__TASK STATEMENT__
Could you copy the records below exactly, leaving out any pictures?

((

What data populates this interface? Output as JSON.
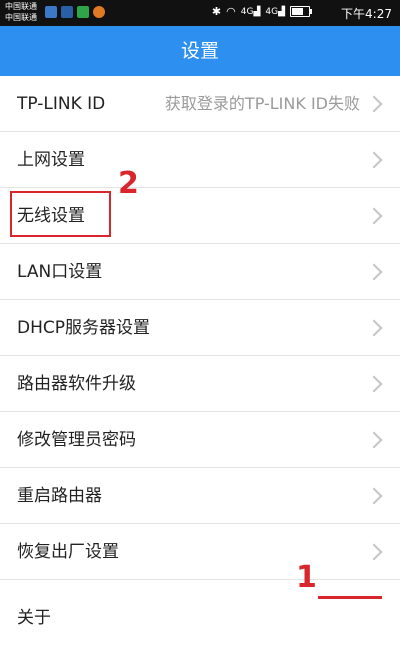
{
  "status_bar": {
    "carriers": [
      "中国联通",
      "中国联通"
    ],
    "network_labels": [
      "4G",
      "4G"
    ],
    "battery_level": 0.7,
    "time": "下午4:27"
  },
  "header": {
    "title": "设置"
  },
  "settings": {
    "items": [
      {
        "label": "TP-LINK ID",
        "value": "获取登录的TP-LINK ID失败"
      },
      {
        "label": "上网设置"
      },
      {
        "label": "无线设置"
      },
      {
        "label": "LAN口设置"
      },
      {
        "label": "DHCP服务器设置"
      },
      {
        "label": "路由器软件升级"
      },
      {
        "label": "修改管理员密码"
      },
      {
        "label": "重启路由器"
      },
      {
        "label": "恢复出厂设置"
      },
      {
        "label": "关于"
      }
    ]
  },
  "annotations": {
    "step1": "1",
    "step2": "2",
    "color": "#d9262c"
  },
  "colors": {
    "accent": "#2d8ff0",
    "status_bar": "#111111"
  }
}
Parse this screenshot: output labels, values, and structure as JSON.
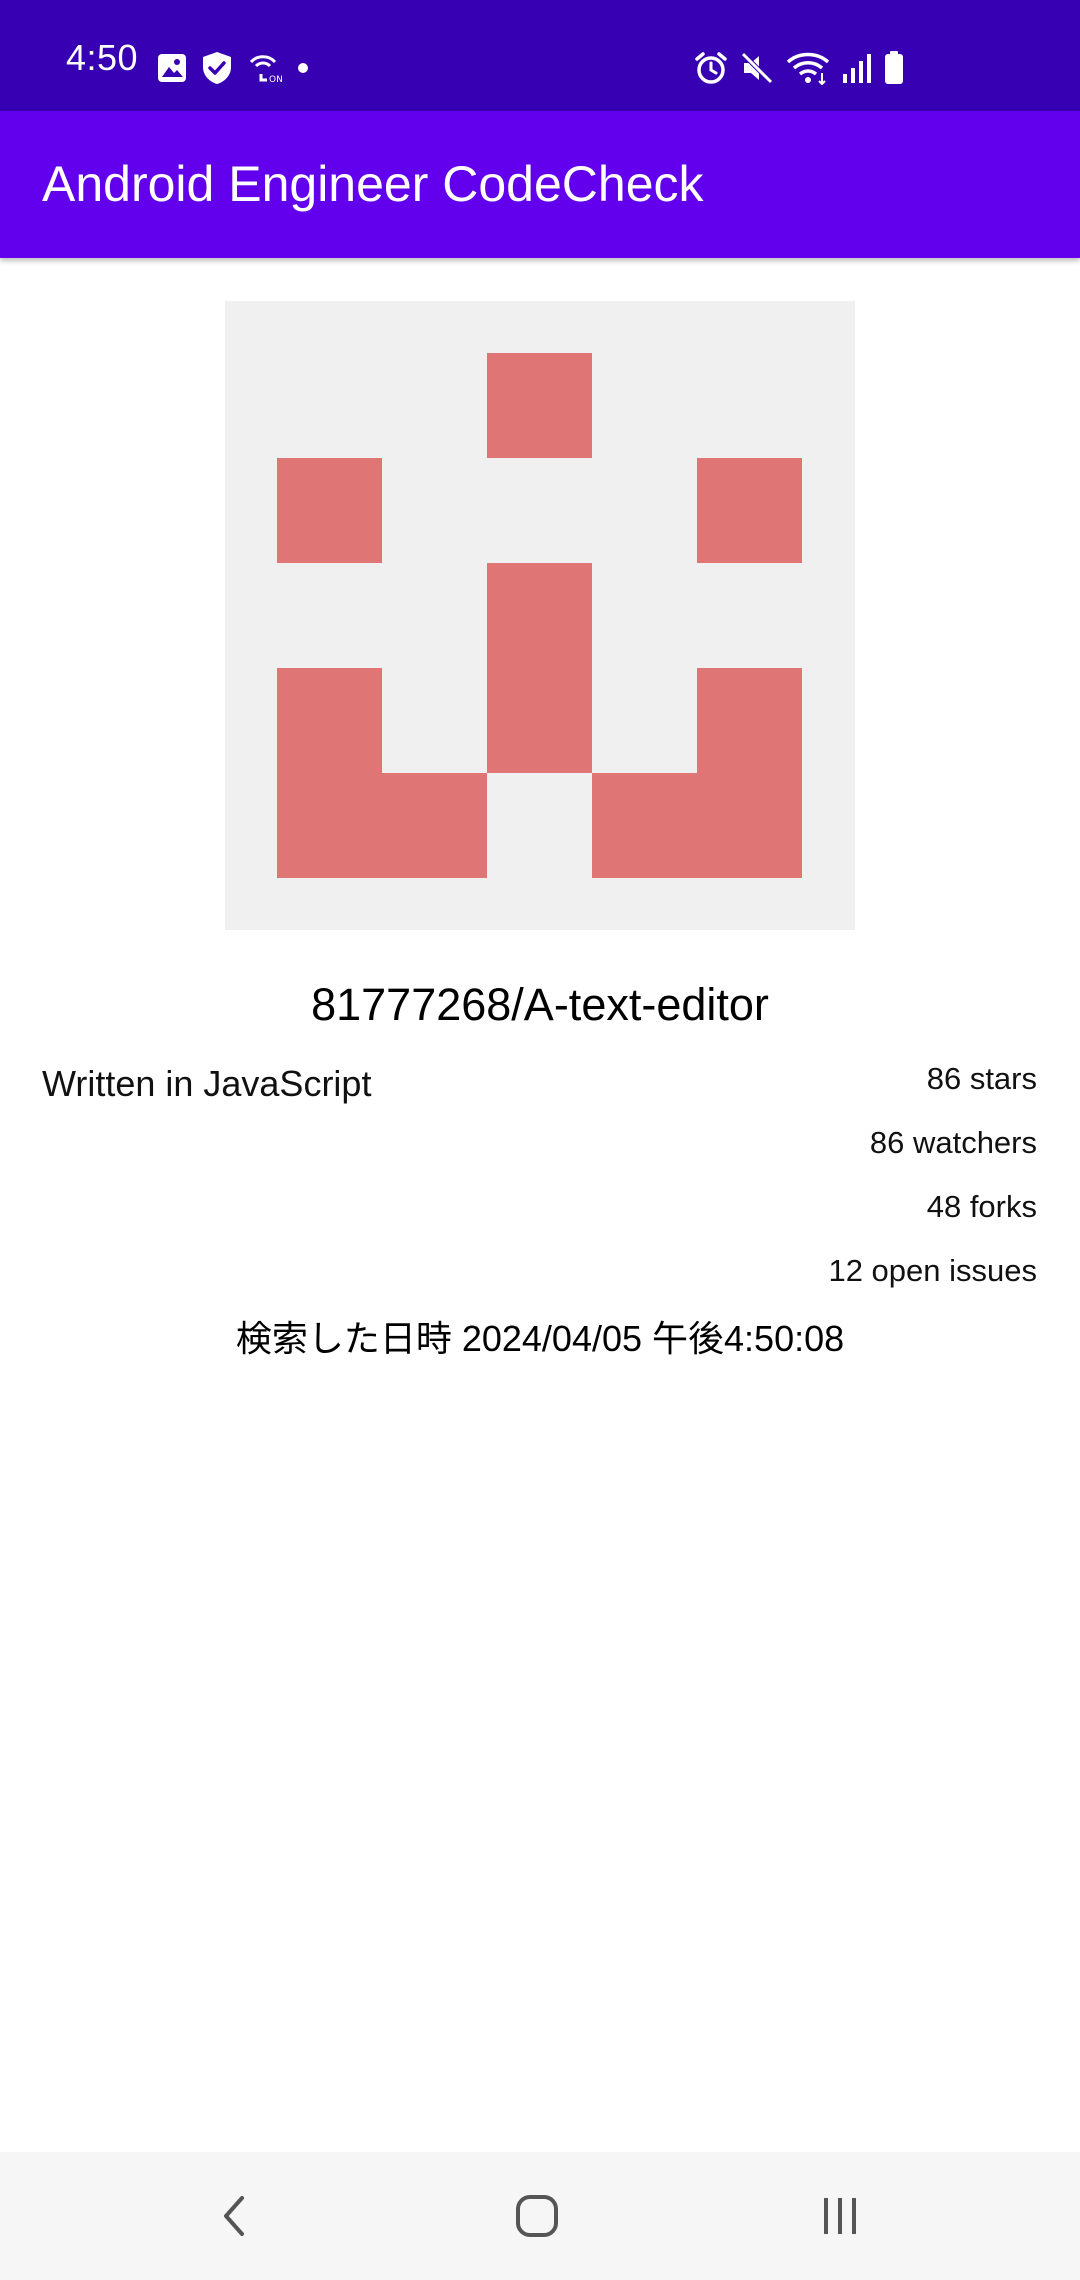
{
  "status_bar": {
    "time": "4:50",
    "left_icons": [
      "gallery-icon",
      "shield-icon",
      "call-on-icon",
      "dot-icon"
    ],
    "right_icons": [
      "alarm-icon",
      "mute-icon",
      "wifi-icon",
      "signal-icon",
      "battery-icon"
    ],
    "background": "#3700B3"
  },
  "app_bar": {
    "title": "Android Engineer CodeCheck",
    "background": "#6200EE"
  },
  "repository": {
    "avatar_icon": "identicon-avatar",
    "avatar_color": "#E07575",
    "avatar_background": "#F0F0F0",
    "name": "81777268/A-text-editor",
    "language": "Written in JavaScript",
    "stars": "86 stars",
    "watchers": "86 watchers",
    "forks": "48 forks",
    "open_issues": "12 open issues",
    "searched_at": "検索した日時 2024/04/05 午後4:50:08"
  },
  "nav_bar": {
    "buttons": [
      "back-icon",
      "home-icon",
      "recents-icon"
    ]
  }
}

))

__ANSWER TO THIS TASK__
What data populates this interface? Output as JSON.
{
  "status_bar": {
    "carriers": [
      "中国联通",
      "中国联通"
    ],
    "network_labels": [
      "4G",
      "4G"
    ],
    "battery_level": 0.7,
    "time": "下午4:27"
  },
  "header": {
    "title": "设置"
  },
  "settings": {
    "items": [
      {
        "label": "TP-LINK ID",
        "value": "获取登录的TP-LINK ID失败"
      },
      {
        "label": "上网设置"
      },
      {
        "label": "无线设置"
      },
      {
        "label": "LAN口设置"
      },
      {
        "label": "DHCP服务器设置"
      },
      {
        "label": "路由器软件升级"
      },
      {
        "label": "修改管理员密码"
      },
      {
        "label": "重启路由器"
      },
      {
        "label": "恢复出厂设置"
      },
      {
        "label": "关于"
      }
    ]
  },
  "annotations": {
    "step1": "1",
    "step2": "2",
    "color": "#d9262c"
  },
  "colors": {
    "accent": "#2d8ff0",
    "status_bar": "#111111"
  }
}
Parse this screenshot: output labels, values, and structure as JSON.
{
  "status_bar": {
    "time": "4:50",
    "left_icons": [
      "gallery-icon",
      "shield-icon",
      "call-on-icon",
      "dot-icon"
    ],
    "right_icons": [
      "alarm-icon",
      "mute-icon",
      "wifi-icon",
      "signal-icon",
      "battery-icon"
    ],
    "background": "#3700B3"
  },
  "app_bar": {
    "title": "Android Engineer CodeCheck",
    "background": "#6200EE"
  },
  "repository": {
    "avatar_icon": "identicon-avatar",
    "avatar_color": "#E07575",
    "avatar_background": "#F0F0F0",
    "name": "81777268/A-text-editor",
    "language": "Written in JavaScript",
    "stars": "86 stars",
    "watchers": "86 watchers",
    "forks": "48 forks",
    "open_issues": "12 open issues",
    "searched_at": "検索した日時 2024/04/05 午後4:50:08"
  },
  "nav_bar": {
    "buttons": [
      "back-icon",
      "home-icon",
      "recents-icon"
    ]
  }
}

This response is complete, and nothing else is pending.